TRY IT » Below are some entries. Copy each line in them that holds "icon".

SUPPLIED MATERIAL »
━━━━
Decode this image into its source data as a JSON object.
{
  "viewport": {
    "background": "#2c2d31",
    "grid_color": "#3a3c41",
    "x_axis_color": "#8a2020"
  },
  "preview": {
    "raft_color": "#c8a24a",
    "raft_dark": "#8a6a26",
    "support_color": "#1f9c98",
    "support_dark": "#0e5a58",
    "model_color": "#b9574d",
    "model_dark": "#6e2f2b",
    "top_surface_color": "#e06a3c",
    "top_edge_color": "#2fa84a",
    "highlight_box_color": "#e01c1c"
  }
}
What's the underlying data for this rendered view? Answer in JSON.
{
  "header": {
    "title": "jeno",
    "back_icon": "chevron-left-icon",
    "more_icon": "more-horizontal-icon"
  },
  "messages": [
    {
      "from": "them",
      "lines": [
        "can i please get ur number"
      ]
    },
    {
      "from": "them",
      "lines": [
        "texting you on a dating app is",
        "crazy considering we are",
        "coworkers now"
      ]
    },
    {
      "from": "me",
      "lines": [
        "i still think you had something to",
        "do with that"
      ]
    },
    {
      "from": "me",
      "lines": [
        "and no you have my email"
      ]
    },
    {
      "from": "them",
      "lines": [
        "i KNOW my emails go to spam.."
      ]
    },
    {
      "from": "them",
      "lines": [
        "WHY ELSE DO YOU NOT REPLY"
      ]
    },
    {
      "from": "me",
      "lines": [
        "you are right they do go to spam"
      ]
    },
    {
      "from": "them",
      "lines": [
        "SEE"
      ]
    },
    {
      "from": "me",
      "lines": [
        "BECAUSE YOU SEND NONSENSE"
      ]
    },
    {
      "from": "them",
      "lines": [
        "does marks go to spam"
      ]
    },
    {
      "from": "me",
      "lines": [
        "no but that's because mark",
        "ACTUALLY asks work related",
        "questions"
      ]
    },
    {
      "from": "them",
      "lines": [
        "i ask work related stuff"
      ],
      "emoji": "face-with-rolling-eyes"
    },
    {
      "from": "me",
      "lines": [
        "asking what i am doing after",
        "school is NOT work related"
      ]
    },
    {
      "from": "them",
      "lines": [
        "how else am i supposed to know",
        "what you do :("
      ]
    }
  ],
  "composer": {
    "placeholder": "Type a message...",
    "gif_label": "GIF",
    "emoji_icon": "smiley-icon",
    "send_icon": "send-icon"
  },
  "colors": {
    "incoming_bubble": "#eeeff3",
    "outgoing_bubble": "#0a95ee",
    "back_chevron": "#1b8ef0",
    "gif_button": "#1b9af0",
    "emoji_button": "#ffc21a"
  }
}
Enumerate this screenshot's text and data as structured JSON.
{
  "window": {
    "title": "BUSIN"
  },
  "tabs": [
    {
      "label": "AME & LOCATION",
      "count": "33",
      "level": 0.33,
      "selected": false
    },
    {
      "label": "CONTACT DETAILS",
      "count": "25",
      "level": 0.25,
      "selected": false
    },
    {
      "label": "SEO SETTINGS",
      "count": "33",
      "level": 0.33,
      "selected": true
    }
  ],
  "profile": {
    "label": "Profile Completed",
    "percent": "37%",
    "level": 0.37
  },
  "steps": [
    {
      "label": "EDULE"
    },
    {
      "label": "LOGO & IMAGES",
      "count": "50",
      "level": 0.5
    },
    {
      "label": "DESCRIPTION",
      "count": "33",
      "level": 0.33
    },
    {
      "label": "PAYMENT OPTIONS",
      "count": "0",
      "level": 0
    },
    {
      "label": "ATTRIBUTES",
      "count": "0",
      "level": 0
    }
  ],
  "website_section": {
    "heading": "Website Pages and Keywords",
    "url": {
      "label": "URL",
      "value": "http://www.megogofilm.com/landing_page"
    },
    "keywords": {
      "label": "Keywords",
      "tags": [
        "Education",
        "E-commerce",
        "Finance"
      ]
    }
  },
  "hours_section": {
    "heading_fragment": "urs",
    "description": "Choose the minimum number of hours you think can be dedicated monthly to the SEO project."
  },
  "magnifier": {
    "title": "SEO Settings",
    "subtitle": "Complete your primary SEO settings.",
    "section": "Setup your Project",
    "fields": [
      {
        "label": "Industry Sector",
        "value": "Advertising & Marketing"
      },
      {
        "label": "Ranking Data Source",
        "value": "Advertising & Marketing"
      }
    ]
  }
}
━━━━
RESULT OF THE EXERCISE »
    "back_icon": "chevron-left-icon",
    "more_icon": "more-horizontal-icon"
    "emoji_icon": "smiley-icon",
    "send_icon": "send-icon"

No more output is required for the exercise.